When the president acts contrary to a statute, “his power is at its lowest ebb, for he can rely only upon his own constitutional powers minus any constitutional powers of Congress over the matter” (my emphasis). The act may be sustained only by “disabling the Congress from acting upon the subject.” If, on the other hand, Congress is also constitutionally empowered in the relevant area, it can legislate in a manner that constrains the president’s own authority. This is not a rare phenomenon, as many powers are shared between the executive and legislative branches to facilitate checks and balances.

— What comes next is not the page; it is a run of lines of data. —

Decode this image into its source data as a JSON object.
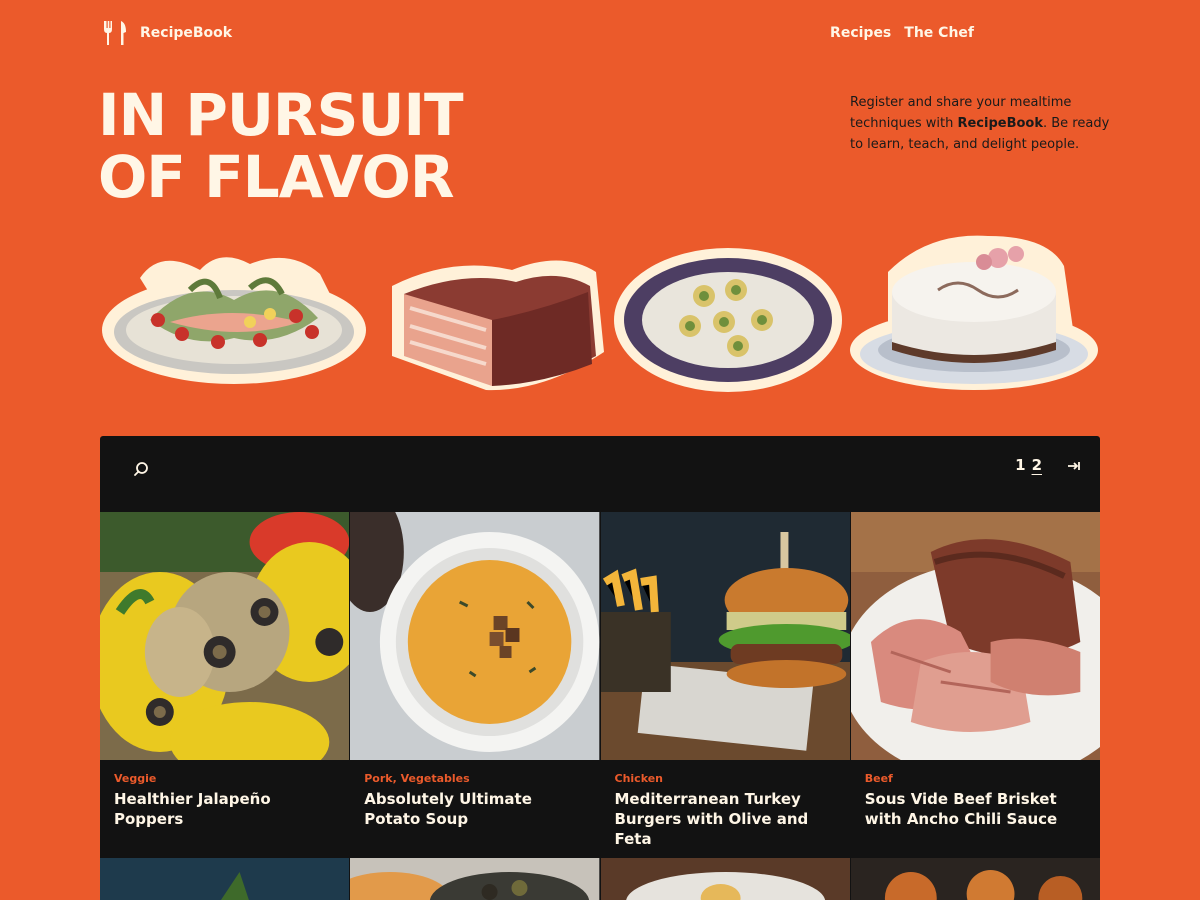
{
  "brand": {
    "name": "RecipeBook",
    "icon": "fork-knife-icon"
  },
  "nav": {
    "items": [
      {
        "label": "Recipes"
      },
      {
        "label": "The Chef"
      }
    ]
  },
  "hero": {
    "title_line1": "IN PURSUIT",
    "title_line2": "OF FLAVOR",
    "intro_pre": "Register and share your mealtime techniques with ",
    "intro_brand": "RecipeBook",
    "intro_post": ". Be ready to learn, teach, and delight people."
  },
  "stickers": [
    {
      "name": "salmon-platter-sticker"
    },
    {
      "name": "bacon-slab-sticker"
    },
    {
      "name": "canapes-plate-sticker"
    },
    {
      "name": "cake-sticker"
    }
  ],
  "toolbar": {
    "search_icon": "search-icon",
    "pages": [
      "1",
      "2"
    ],
    "current_page": "2",
    "last_icon": "last-page-icon"
  },
  "recipes": [
    {
      "category": "Veggie",
      "title": "Healthier Jalapeño Poppers",
      "image": "stuffed-peppers"
    },
    {
      "category": "Pork, Vegetables",
      "title": "Absolutely Ultimate Potato Soup",
      "image": "potato-soup"
    },
    {
      "category": "Chicken",
      "title": "Mediterranean Turkey Burgers with Olive and Feta",
      "image": "burger-fries"
    },
    {
      "category": "Beef",
      "title": "Sous Vide Beef Brisket with Ancho Chili Sauce",
      "image": "sliced-brisket"
    }
  ],
  "colors": {
    "background": "#EB5A2B",
    "panel": "#121212",
    "cream": "#FFF6E6",
    "accent": "#EB5A2B"
  }
}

None of the relevant cases has held that Congress lacks any authority in the area of national security information. To the contrary: after acknowledging that the lion’s share of authority rests with the president, Justices Stewart and White, in their concurrence in New York Times Co. v. United States, were careful to add the following caveat: “This is not to say that Congress and the courts have no role to play. Undoubtedly Congress has the power to enact specific and appropriate criminal laws to protect government property and preserve government secrets.” And indeed, Congress has enacted several laws in this area—including the Espionage Act, the National Security Act, the Atomic Energy Act, and others—which have been in place, and which the executive branch has largely followed, for decades.

I’m not arguing that President Trump’s disclosure violated the Espionage Act, or that the Act could constitutionally be applied to the president. These are difficult questions, to say the least. But I do think it’s a mistake to assume the lawfulness of the president’s disclosures on the ground that the president has unfettered—and unfetterable—authority when it comes to the disclosure of national security information. Among other things, such a view would mean that a sitting president could lawfully conduct actual espionage (and therefore could not be impeached for doing so), as the act of spying is the act of communicating national security information. We should be in no hurry to embrace such a self-defeating interpretation of the Constitution.

Image: Shaleah Craighead/The White House